After the concert Yitzhak was in a bit of dilemma as his sister in law had taken off with his phone, wallet and keys. We drove around the beautiful streets of Jerusalem at night, with their old stone walls and atmospheric neighbourhoods. Luckily we found the sister-in-law and Yitzhak directed us out of the confusing streets of the city.

You can see some of Yitzhak's performances on YouTube.

On the way home from Jerusalem we picked up a hitchhiker, a teenager with a guitar, and dropped him further down the road. Hitchhiking is really common in Israel. I realised I have a bit of a phobia about it due to the backpacker murders in Australia. However, I think I'll get used to it here (although I don't think we'll get into a habit of picking up hitchhikers!).

Purim = randomly dressed up people in Israel

Purim is a Jewish festival about some time in history when an evil guy called Haman tried to kill the jews in the ancient Persian empire, a few hundred years BC. A few people, including Queen Esther (secretly Jewish), managed to foil the plot with the use of disguises and people hiding things. So during Purim everyone dresses up in all sorts of disguises and costumes, kind of like Halloween.

During the week leading up to Purim I'd be walking through Tel Aviv and amongst the street filled with normal looking people there would be a guy dressed up as a leprechaun. In the cafes and restaurants the staff would be dressed up as fairies or other random things.

The dressed up waitress, and my coffee served with Haman's ear - From Tel Aviv friends and scenes

Also on Purim you are supposed to eat a feast and drink tonnes of alcohol. Sounds good to me. Normally Amit and his friends would go to a huge street party in Florentin, a cool suburb of Tel Aviv. But it was raining so we were lame and didn't go out.

However, we did have a big feast at Amit's parents place, which was amazing!
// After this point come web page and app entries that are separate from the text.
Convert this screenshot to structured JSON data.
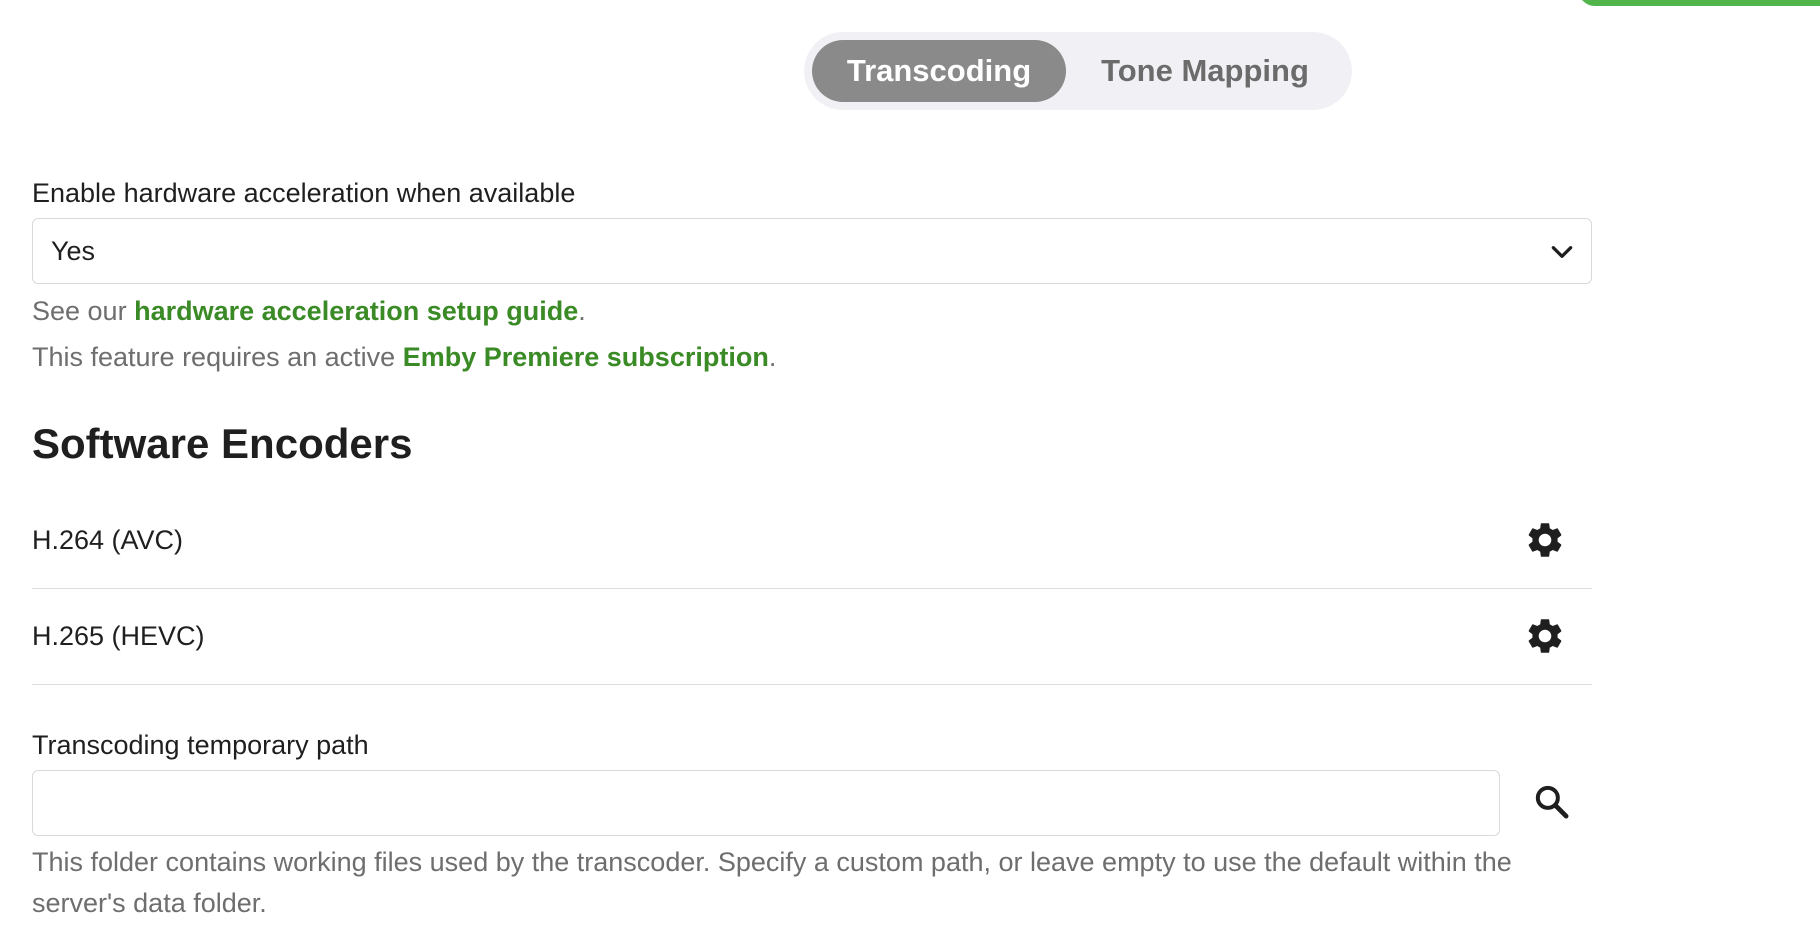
{
  "tabs": [
    {
      "label": "Transcoding",
      "active": true
    },
    {
      "label": "Tone Mapping",
      "active": false
    }
  ],
  "hardware_acceleration": {
    "label": "Enable hardware acceleration when available",
    "selected": "Yes",
    "help1_prefix": "See our ",
    "help1_link": "hardware acceleration setup guide",
    "help1_suffix": ".",
    "help2_prefix": "This feature requires an active ",
    "help2_link": "Emby Premiere subscription",
    "help2_suffix": "."
  },
  "software_encoders": {
    "title": "Software Encoders",
    "items": [
      {
        "label": "H.264 (AVC)"
      },
      {
        "label": "H.265 (HEVC)"
      }
    ]
  },
  "transcoding_path": {
    "label": "Transcoding temporary path",
    "value": "",
    "description": "This folder contains working files used by the transcoder. Specify a custom path, or leave empty to use the default within the server's data folder."
  },
  "colors": {
    "accent": "#52b54b",
    "link": "#3a8a26",
    "active_tab": "#8a8a8a"
  },
  "icons": {
    "select_arrow": "chevron-down-icon",
    "encoder_settings": "gear-icon",
    "browse": "search-icon"
  }
}
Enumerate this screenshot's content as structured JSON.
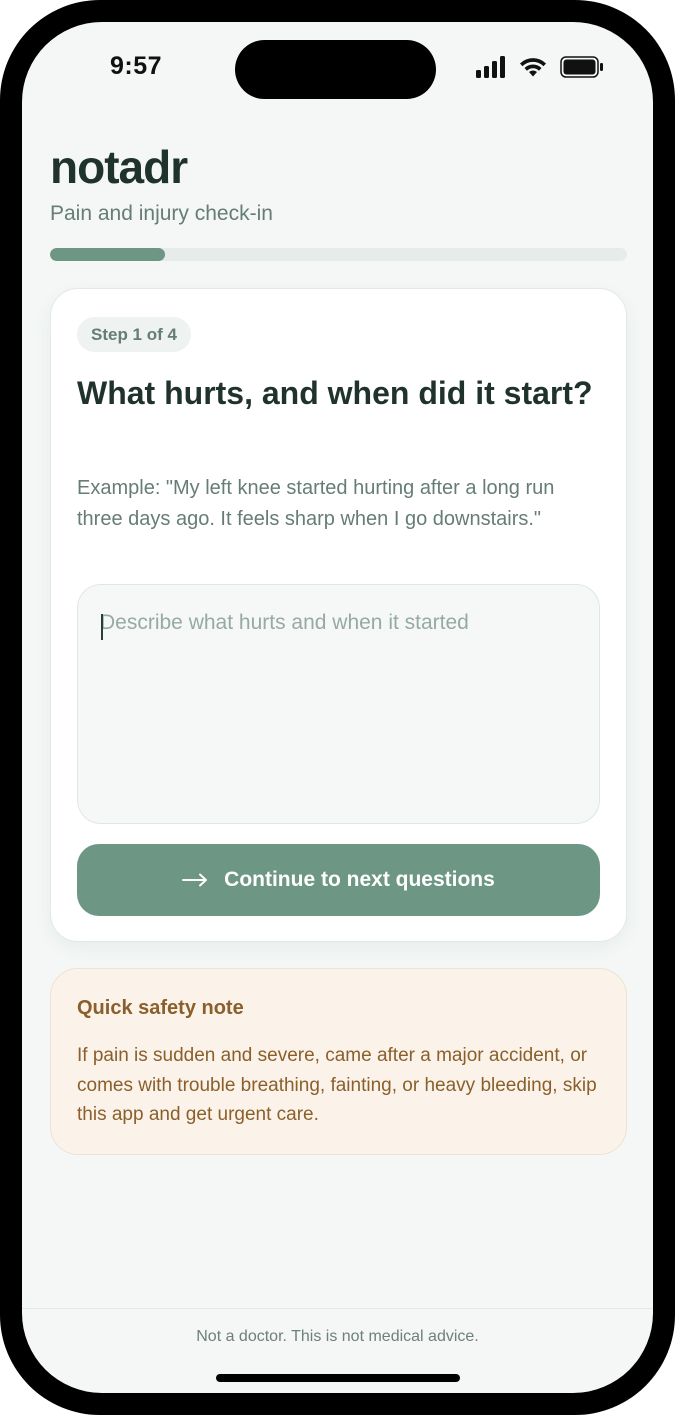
{
  "status_bar": {
    "time": "9:57",
    "icons": [
      "cellular-signal-icon",
      "wifi-icon",
      "battery-icon"
    ]
  },
  "header": {
    "brand": "notadr",
    "subtitle": "Pain and injury check-in",
    "progress": 0.2
  },
  "step_card": {
    "badge": "Step 1 of 4",
    "question": "What hurts, and when did it start?",
    "example": "Example: \"My left knee started hurting after a long run three days ago. It feels sharp when I go downstairs.\"",
    "input_value": "",
    "input_placeholder": "Describe what hurts and when it started",
    "continue_label": "Continue to next questions",
    "continue_icon": "arrow-right-icon"
  },
  "safety_note": {
    "title": "Quick safety note",
    "body": "If pain is sudden and severe, came after a major accident, or comes with trouble breathing, fainting, or heavy bleeding, skip this app and get urgent care."
  },
  "footer": {
    "disclaimer": "Not a doctor. This is not medical advice."
  },
  "colors": {
    "accent": "#6d9685",
    "text_dark": "#1f332c",
    "text_muted": "#667d74",
    "warning_bg": "#fbf3e9",
    "warning_text": "#8a5f2c"
  }
}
And we ate Haman's ears (because he's the bad guy, we eat his ears every Purim). Amit's nephews were dressed up for Purim too, super cute.

The feast at Amit's parent's place - From Tel Aviv friends and scenes